Marketplace lenders employ new, largely automated underwriting processes. Some lenders purportedly rely on big data not evaluated as part of a traditional bank’s underwriting processes. However, there has yet to be one consistent, concise definition of what marketplace lending truly means.
The U.S. Treasury has issued a rather broad definition for “Marketplace Lending,” stating that it is: “The segment of the financial services industry that uses investment capital and data-driven online platforms to lend either directly or indirectly to small businesses and so-called consumers.” They go on to say: “Companies operating in this industry tend to fall into three general categories: (1) Balance sheet lenders, (2) online platforms (formerly known as “Peer to Peer” or “P2P”), and (3) bank-affiliated online lenders.” In general, a marketplace lender can be described more concisely as a non-banking financial institution that heavily leverages technology to drive simplicity and speed of process, and serves a two-sided market of consumers and investors.
Marketplace lenders are currently required to comply with federal consumer financial protection laws, such as the Truth in Lending Act, Equal Credit Opportunity Act, Fair Debt Collection Practices Act, and Gramm-Leach-Bliley Act. Peer-to-peer lenders who fund loans through third-party investors (rather than from their own balance sheets) may also be subject to securities regulation. For the most part, though, marketplace lenders usually are not subject to comprehensive federal or state supervision. However, many marketplace lenders rely on banks to originate loans and merely purchase those loans for resale to platform investors.
For these lenders, a borrower may indirectly receive the same regulatory protections as any bank customer. In addition, a marketplace lender that acts as a service provider to one or more banks may be examined by bank regulatory agencies.

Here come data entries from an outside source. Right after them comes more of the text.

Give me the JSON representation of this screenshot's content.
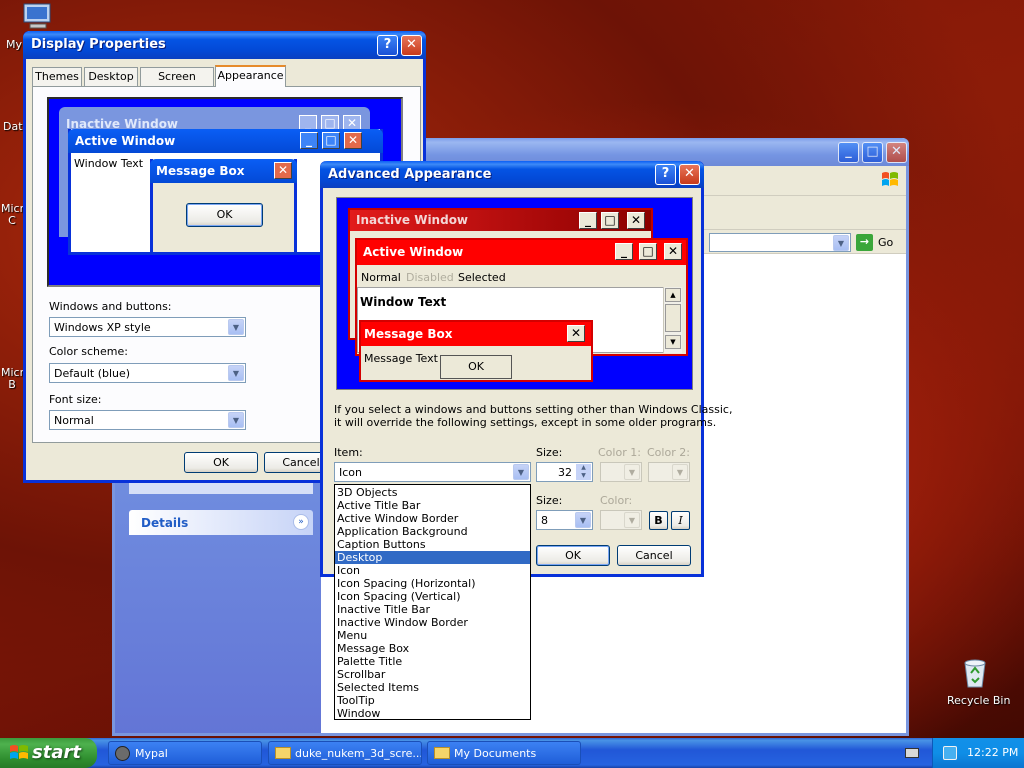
{
  "desktop": {
    "icons": [
      {
        "label": "My",
        "icon": "my-computer-icon"
      },
      {
        "label": "Dat",
        "icon": "folder-icon"
      },
      {
        "label": "Micro C",
        "icon": "app-icon"
      },
      {
        "label": "Micro B",
        "icon": "app-icon"
      },
      {
        "label": "Recycle Bin",
        "icon": "recycle-bin-icon"
      }
    ]
  },
  "explorer": {
    "go_label": "Go",
    "details_label": "Details"
  },
  "display_props": {
    "title": "Display Properties",
    "tabs": [
      "Themes",
      "Desktop",
      "Screen Saver",
      "Appearance"
    ],
    "active_tab": "Appearance",
    "preview": {
      "inactive_title": "Inactive Window",
      "active_title": "Active Window",
      "window_text": "Window Text",
      "message_title": "Message Box",
      "ok": "OK"
    },
    "windows_buttons_label": "Windows and buttons:",
    "windows_buttons_value": "Windows XP style",
    "color_scheme_label": "Color scheme:",
    "color_scheme_value": "Default (blue)",
    "font_size_label": "Font size:",
    "font_size_value": "Normal",
    "ok": "OK",
    "cancel": "Cancel"
  },
  "advanced": {
    "title": "Advanced Appearance",
    "preview": {
      "inactive_title": "Inactive Window",
      "active_title": "Active Window",
      "menu_normal": "Normal",
      "menu_disabled": "Disabled",
      "menu_selected": "Selected",
      "window_text": "Window Text",
      "message_title": "Message Box",
      "message_text": "Message Text",
      "ok": "OK"
    },
    "info_line1": "If you select a windows and buttons setting other than Windows Classic,",
    "info_line2": "it will override the following settings, except in some older programs.",
    "item_label": "Item:",
    "item_value": "Icon",
    "size_label": "Size:",
    "size_value": "32",
    "color1_label": "Color 1:",
    "color2_label": "Color 2:",
    "font_size_label": "Size:",
    "font_size_value": "8",
    "font_color_label": "Color:",
    "bold": "B",
    "italic": "I",
    "ok": "OK",
    "cancel": "Cancel",
    "items": [
      "3D Objects",
      "Active Title Bar",
      "Active Window Border",
      "Application Background",
      "Caption Buttons",
      "Desktop",
      "Icon",
      "Icon Spacing (Horizontal)",
      "Icon Spacing (Vertical)",
      "Inactive Title Bar",
      "Inactive Window Border",
      "Menu",
      "Message Box",
      "Palette Title",
      "Scrollbar",
      "Selected Items",
      "ToolTip",
      "Window"
    ],
    "selected_item": "Desktop"
  },
  "taskbar": {
    "start": "start",
    "tasks": [
      "Mypal",
      "duke_nukem_3d_scre...",
      "My Documents"
    ],
    "clock": "12:22 PM"
  },
  "colors": {
    "xp_blue": "#0831d9",
    "preview_blue": "#0000ff",
    "preview_red": "#ff0000",
    "selection": "#316ac5"
  }
}
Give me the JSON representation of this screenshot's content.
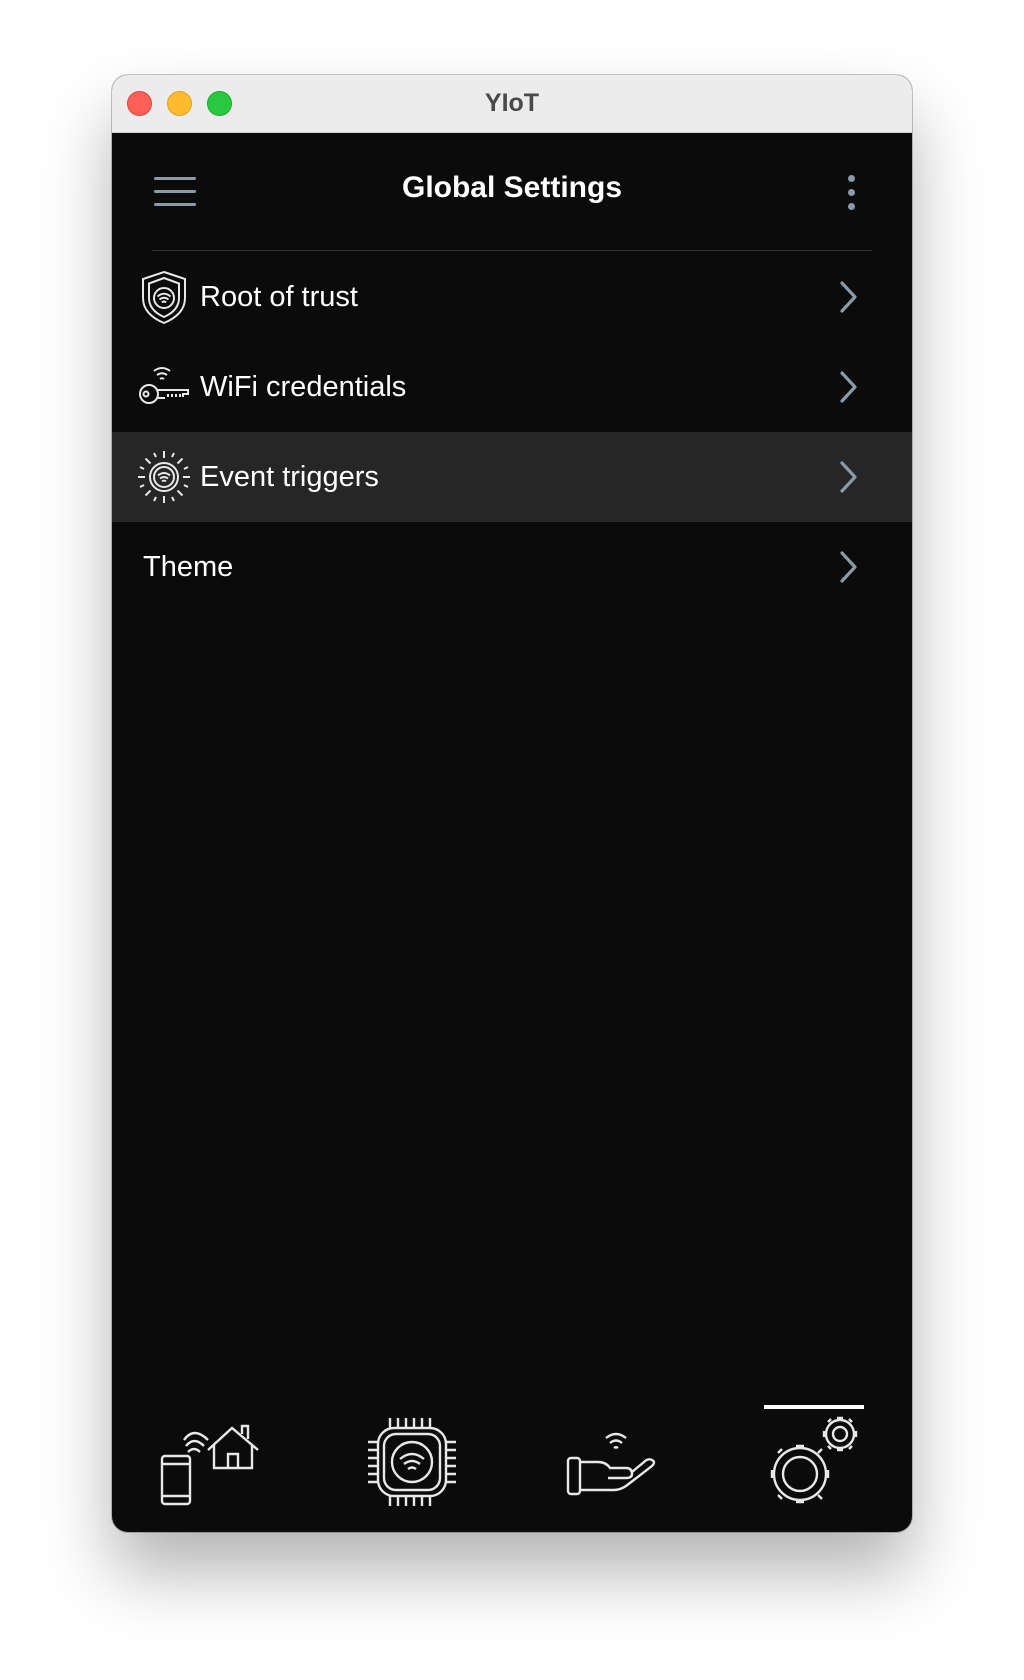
{
  "window": {
    "title": "YIoT"
  },
  "appbar": {
    "title": "Global Settings",
    "menu_icon": "hamburger-menu-icon",
    "more_icon": "more-vertical-icon"
  },
  "settings": {
    "items": [
      {
        "label": "Root of trust",
        "icon": "shield-wifi-icon"
      },
      {
        "label": "WiFi credentials",
        "icon": "wifi-key-icon"
      },
      {
        "label": "Event triggers",
        "icon": "event-trigger-icon",
        "highlighted": true
      },
      {
        "label": "Theme",
        "icon": ""
      }
    ]
  },
  "bottom_nav": {
    "items": [
      {
        "icon": "phone-home-icon"
      },
      {
        "icon": "chip-wifi-icon"
      },
      {
        "icon": "hand-wifi-icon"
      },
      {
        "icon": "gears-icon",
        "active": true
      }
    ]
  },
  "colors": {
    "background": "#0b0b0b",
    "highlight_row": "#262626",
    "text": "#ffffff",
    "chevron": "#8a9aa8",
    "active_indicator": "#ffffff"
  }
}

Old Or New?
The majority of alternative online lenders lack a brick-and-mortar presence with which to interact with borrowers. This makes it extremely important for borrowers to spend the time necessary to differentiate the models. As previously explained, each type of lender has its own unique business model, with varying revenue streams and diverse motivations for serving their customers.
Bank loans continue to dominate the financing space for small and mid-size businesses in need of capital. But by design, online funding portals are more nimble, enabling them to operate with lower costs by not having to follow the same compliance and regulatory requirements. Crowdfunding, peer-to-peer loans, and the closely related marketplace loans offer an often less expensive source for the funds needed by a firearms business. They also tend to be much faster than funding through a more conventional bank or financial institution. Deciding which alternative will benefit your firearms business and be less costly may require the services of a loan broker or other qualified professional. At the very least, all options should be thoroughly researched on the internet they all utilize. In this case, it surely pays to look before you leap.
—Mark E. Battersby
—Illustrations by Adofo Valle